The curry is typically made with chicken but beef, shrimp, or other seafood varieties are sometimes used. Hard-boiled eggs or vegetables can be substituted for the meat to make a vegetarian version. The sauce for the curry is made with coconut milk. This can be freshly made but many recipes call for the canned product. Rice noodles are usually recommended, but thin egg noodles may also be used.
Burmese cooking uses many of the same ingredients and techniques as Indian cooking but is not typically as spicy. Like many Burmese dishes, khow suey is flavored with garlic, onions and cumin as well as ginger and coriander. Fish sauce is also a key ingredient in some recipes of the dish, adding a distinct, salty flavor.

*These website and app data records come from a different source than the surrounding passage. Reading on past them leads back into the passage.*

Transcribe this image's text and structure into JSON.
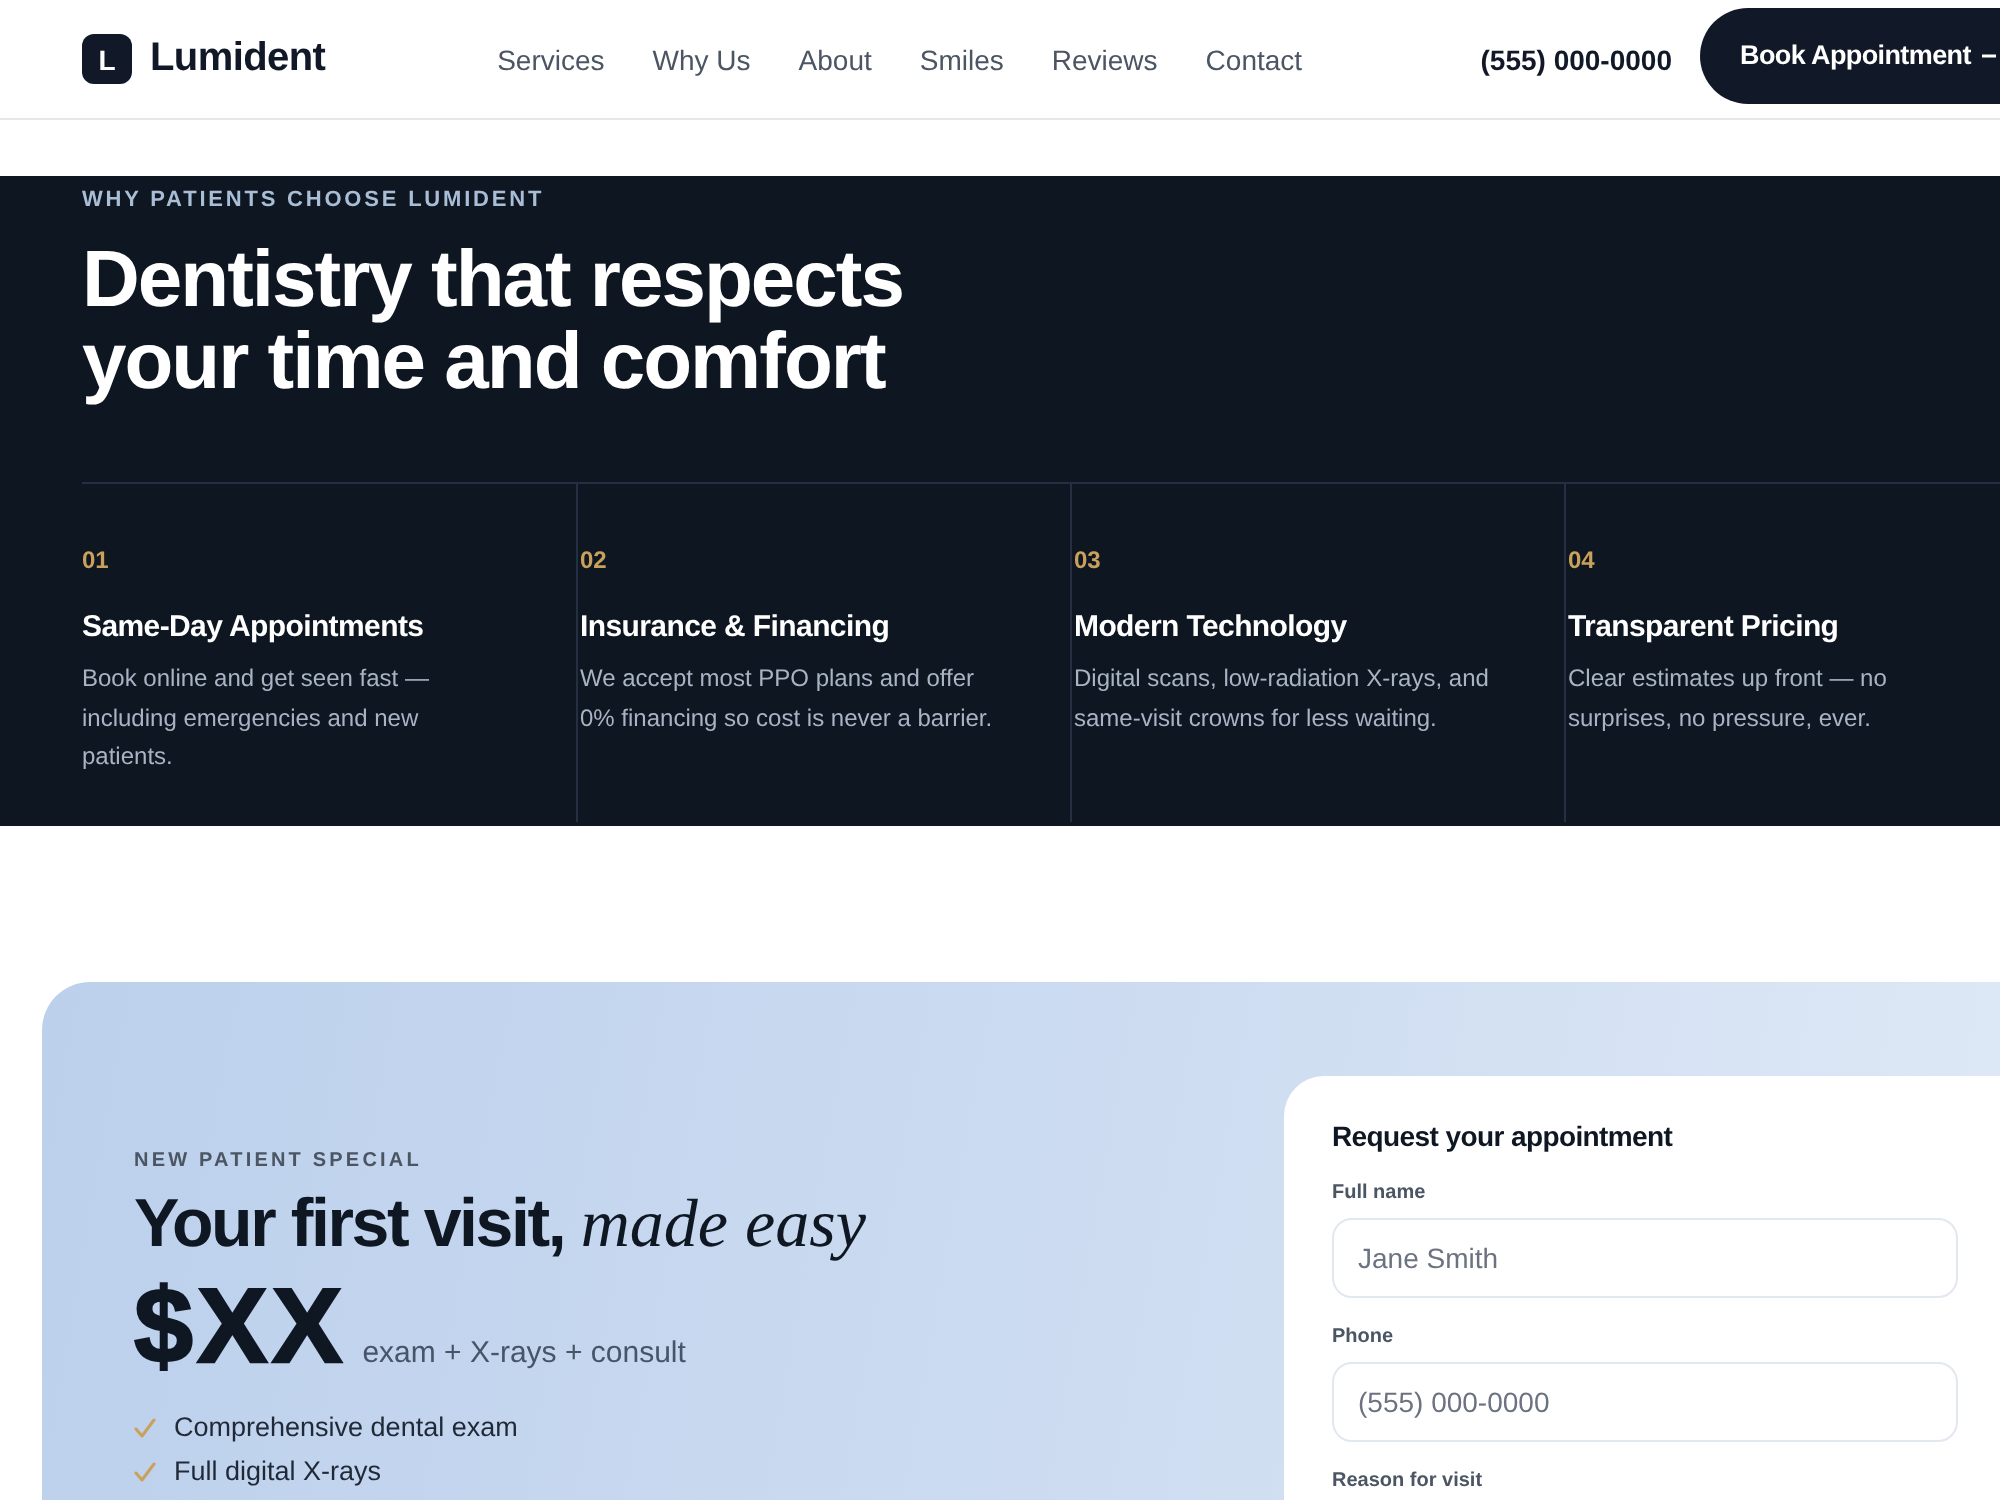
{
  "header": {
    "logo": {
      "mark": "L",
      "name": "Lumident"
    },
    "nav": [
      "Services",
      "Why Us",
      "About",
      "Smiles",
      "Reviews",
      "Contact"
    ],
    "phone": "(555) 000-0000",
    "cta": "Book Appointment"
  },
  "features": {
    "eyebrow": "WHY PATIENTS CHOOSE LUMIDENT",
    "heading": "Dentistry that respects your time and comfort",
    "items": [
      {
        "number": "01",
        "title": "Same-Day Appointments",
        "text": "Book online and get seen fast — including emergencies and new patients."
      },
      {
        "number": "02",
        "title": "Insurance & Financing",
        "text": "We accept most PPO plans and offer 0% financing so cost is never a barrier."
      },
      {
        "number": "03",
        "title": "Modern Technology",
        "text": "Digital scans, low-radiation X-rays, and same-visit crowns for less waiting."
      },
      {
        "number": "04",
        "title": "Transparent Pricing",
        "text": "Clear estimates up front — no surprises, no pressure, ever."
      }
    ]
  },
  "offer": {
    "eyebrow": "NEW PATIENT SPECIAL",
    "heading": "Your first visit, *made easy*",
    "price": "$XX",
    "price_note": "exam + X-rays + consult",
    "checklist": [
      "Comprehensive dental exam",
      "Full digital X-rays"
    ]
  },
  "form": {
    "title": "Request your appointment",
    "fields": [
      {
        "label": "Full name",
        "placeholder": "Jane Smith"
      },
      {
        "label": "Phone",
        "placeholder": "(555) 000-0000"
      },
      {
        "label": "Reason for visit"
      }
    ]
  }
}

Other seasonings are often used, especially in Indian-influenced recipes. Turmeric, cinnamon and bay leaves are common additions. Indian seasonings frequently used in khow suey include asafoetida, curry leaves and garam masala. Indian recipes often use toor dal, a kind of yellow lentil and chilies may be added.
Even recipes that include meat or chicken may include a variety of vegetables in the curry. Common vegetable additions can include carrots, mushrooms and green beans. Potato and corn are also sometimes used, and some recipes call for the addition of a small amount of tomato as well.
Khow suey is usually served in individual bowls. A portion of noodles topped with curry is added first, then each diner chooses from an array of garnishes. Many recipes call for six or more choices of toppings and condiments that can be added to the curry.
Some of the most frequently served garnishes include chopped hard-boiled eggs, broken deep-fried noodles and fried potato sticks. Garlic, sometimes fried, is also commonly offered. Vegetable toppings may include shredded cabbage, sliced leeks and diced green pepper as well as fresh coriander and spring onions.
Additional seasonings are also frequently offered to diners to complement this dish. Chopped green chilies, red chili powder and chili oil are usual choices. Lime wedges and lemon juice are also commonly included. Prawn powder, made from ground dried shrimp, is another possible choice.